Okay, it may be a corny analogy but the space race was not won with the first project. They built on their successes and ultimately achieved their goal, using the lessons learned from each incremental step and effort. This is a great strategy and one you should seriously consider.
Recently I attended a webinar put on by HubSpot for their value-added resellers. The intent of the event was to help resellers retain, or grow, their client engagements by using the HubSpot reporting features. In short, the lesson was to review the continually improving progress reported by HubSpot with your client. If you do this, the client will see the value the reseller provides and will continue to engage them or broaden their scope. It's excellent advice and something that most of us forget to do. Let me explain.
A customer can be someone who pays you for your services, or a customer can be an internal person or team. Whenever I was hired as CMO, or as VP of Marketing, the first thing I would do is go to the VP of Sales, and the VP of Professional Services, and the CEO, and individually say to them "You're my customer. My job is to get you what you need to be successful. What do you need?". I made sure to instruct my teams to treat the internal departments the same way. When we did that, we immediately changed the conversation from being adversarial, or competitive, to one of co-operation. That lead to establishing alignment. If the VP of Sales wanted more leads then I would ask them to define a lead. If I didn't do this, I might think my team was delivering leads but Sales might think we're delivering unqualified suspects. That's a disconnect. Hence, the customer approach lead to a defining of what the customer wants which lead to a discussion of how the deliverable is defined which ultimately leads to how it is measured. Once you have alignment on that, you're effectively left to run your own show and focus on delivering results. After all, that's all a customer wants is results. Often they only care about how you achieve them if you are not delivering them. Since I want my team to focus on executing, and not on playing customer politics, it's in my best interest to ensure alignment and successful execution of our mandate.

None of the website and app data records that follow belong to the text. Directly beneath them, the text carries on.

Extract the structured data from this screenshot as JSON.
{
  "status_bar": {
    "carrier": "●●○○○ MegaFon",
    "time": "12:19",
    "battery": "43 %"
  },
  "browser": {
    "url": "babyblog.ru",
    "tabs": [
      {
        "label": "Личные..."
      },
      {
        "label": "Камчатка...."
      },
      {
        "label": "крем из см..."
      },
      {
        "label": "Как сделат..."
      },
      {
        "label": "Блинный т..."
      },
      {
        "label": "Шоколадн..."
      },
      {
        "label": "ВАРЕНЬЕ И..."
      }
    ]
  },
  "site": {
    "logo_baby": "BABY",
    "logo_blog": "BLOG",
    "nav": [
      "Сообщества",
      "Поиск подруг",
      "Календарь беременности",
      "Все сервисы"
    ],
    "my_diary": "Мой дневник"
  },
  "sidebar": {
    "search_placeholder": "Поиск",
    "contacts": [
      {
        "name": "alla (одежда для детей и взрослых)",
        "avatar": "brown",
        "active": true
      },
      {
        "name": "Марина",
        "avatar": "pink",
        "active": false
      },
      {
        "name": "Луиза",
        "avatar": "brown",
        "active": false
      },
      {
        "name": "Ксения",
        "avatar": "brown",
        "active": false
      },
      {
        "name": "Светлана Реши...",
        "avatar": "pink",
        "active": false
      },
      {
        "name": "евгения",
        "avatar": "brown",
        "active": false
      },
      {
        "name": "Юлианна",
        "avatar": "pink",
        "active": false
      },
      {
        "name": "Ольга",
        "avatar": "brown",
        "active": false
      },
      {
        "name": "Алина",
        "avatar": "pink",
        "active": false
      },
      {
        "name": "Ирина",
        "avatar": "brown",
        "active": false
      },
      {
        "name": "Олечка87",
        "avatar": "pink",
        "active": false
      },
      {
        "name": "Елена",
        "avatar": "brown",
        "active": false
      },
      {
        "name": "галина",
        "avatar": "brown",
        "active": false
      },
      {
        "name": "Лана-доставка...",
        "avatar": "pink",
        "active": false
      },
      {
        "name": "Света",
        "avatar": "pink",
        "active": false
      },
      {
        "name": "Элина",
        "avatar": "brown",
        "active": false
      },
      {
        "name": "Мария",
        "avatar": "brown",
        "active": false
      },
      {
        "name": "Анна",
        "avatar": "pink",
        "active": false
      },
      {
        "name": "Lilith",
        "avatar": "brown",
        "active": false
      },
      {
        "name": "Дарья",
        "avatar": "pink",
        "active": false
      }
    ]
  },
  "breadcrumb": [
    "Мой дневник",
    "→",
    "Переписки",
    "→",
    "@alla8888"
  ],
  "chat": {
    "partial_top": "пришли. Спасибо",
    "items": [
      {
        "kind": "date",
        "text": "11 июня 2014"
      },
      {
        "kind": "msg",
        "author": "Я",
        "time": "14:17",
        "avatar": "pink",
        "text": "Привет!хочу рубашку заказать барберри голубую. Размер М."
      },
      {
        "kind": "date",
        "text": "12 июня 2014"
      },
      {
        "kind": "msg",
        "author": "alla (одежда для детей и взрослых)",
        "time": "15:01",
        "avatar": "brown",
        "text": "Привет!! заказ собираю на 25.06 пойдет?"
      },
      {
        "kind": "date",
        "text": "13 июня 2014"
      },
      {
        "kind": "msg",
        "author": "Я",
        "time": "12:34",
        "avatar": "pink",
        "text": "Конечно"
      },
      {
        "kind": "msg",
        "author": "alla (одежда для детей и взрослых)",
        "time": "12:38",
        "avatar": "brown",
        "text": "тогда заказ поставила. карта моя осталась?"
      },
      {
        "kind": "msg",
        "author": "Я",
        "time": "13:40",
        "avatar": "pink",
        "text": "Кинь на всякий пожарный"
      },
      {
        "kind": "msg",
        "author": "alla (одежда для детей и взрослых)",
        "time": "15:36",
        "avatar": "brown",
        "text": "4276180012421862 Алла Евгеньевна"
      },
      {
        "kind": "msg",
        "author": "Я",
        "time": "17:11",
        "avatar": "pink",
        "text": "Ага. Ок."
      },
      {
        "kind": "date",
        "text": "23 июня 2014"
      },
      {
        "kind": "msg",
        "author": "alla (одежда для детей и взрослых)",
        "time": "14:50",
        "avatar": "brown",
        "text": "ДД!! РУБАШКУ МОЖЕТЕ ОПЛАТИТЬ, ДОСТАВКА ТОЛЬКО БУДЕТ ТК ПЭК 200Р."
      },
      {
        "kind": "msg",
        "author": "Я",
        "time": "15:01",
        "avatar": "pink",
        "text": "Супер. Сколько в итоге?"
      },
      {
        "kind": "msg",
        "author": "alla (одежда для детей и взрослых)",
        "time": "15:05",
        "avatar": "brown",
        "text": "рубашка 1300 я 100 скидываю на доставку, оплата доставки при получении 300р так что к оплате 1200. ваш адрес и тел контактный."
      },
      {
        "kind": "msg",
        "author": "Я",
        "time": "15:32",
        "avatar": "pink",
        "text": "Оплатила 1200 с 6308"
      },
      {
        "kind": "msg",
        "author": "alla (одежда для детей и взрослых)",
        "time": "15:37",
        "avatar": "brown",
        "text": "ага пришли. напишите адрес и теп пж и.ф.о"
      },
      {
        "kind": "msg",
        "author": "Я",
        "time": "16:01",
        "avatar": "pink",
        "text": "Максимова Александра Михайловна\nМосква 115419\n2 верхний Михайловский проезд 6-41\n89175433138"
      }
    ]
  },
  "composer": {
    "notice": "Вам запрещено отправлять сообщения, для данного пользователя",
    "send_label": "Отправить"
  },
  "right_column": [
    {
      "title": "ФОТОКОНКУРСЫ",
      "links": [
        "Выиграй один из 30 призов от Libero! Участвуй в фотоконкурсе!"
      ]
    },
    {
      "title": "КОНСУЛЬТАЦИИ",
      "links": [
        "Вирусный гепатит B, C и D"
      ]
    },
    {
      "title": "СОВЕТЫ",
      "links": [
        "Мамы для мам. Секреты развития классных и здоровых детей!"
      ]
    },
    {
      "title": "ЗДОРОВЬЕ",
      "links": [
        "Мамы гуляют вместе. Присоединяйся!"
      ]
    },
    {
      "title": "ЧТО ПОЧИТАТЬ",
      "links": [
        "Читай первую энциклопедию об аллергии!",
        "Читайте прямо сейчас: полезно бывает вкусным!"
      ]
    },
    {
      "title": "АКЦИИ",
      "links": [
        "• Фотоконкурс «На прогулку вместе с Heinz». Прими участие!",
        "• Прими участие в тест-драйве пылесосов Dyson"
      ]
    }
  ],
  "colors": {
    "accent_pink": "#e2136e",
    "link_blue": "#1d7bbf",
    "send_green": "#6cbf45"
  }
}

Why is this so critical? The 2011 B2B Marketing Benchmark Report from MarketingSherpa asked the question "Which of the following marketing challenges are currently most pertinent to your organization?". The number one response, almost double the second highest ranked result, was "Generating high quality leads". It scored a value of 78%, which was 9% higher than the previous year. Understand, however, that this report neither defines "high quality" or "lead". Talk about a huge opportunity for a disconnect between Marketing and their customers.
So here are some questions as it relates to your lead generation activities activities:
- Do you know who your customer is?
- Do you know what they expect you to deliver?
- Do you have documented agreement and definition on that deliverable?
- Can that deliverable be measured?
- Does your customer agree with the method of measurement?
- Do you routinely report to your customer your progress against achieving that deliverable?
- Do you have regularly scheduled discussions to review, refine, and improve the progress?
- Does your customer understand your challenges and constraints? Do you understand theirs?
- Are you making an effort to over deliver, such that they see you are commited to mutual success?
Lead generation is not about the programs you run. We here at My Lead Agency do not think of ourselves as a telemarketing firm, or a website shop, or an SEO specialist, or an email house, or a strategy and branding agency; rather, we think of ourselves as specialists in delivering B2B sales - AKA lead generation - to our clients regardless of how we do it or what tactics we employ. Why does this matter? Because, in the end, your client doesn't want you to advocate a specific tactic all of the time. The cliche goes that when you have a hammer, everything looks like a nail. That's a recipe for failure. Your customer wants you to help them succeed using every tool in your tool belt. Your customer wants you to be "in the trenches" with them.
Stay focused on what your customer wants and success will follow. Get alignment. Measure the results. Collaborate with your customer on how to adjust and adapt.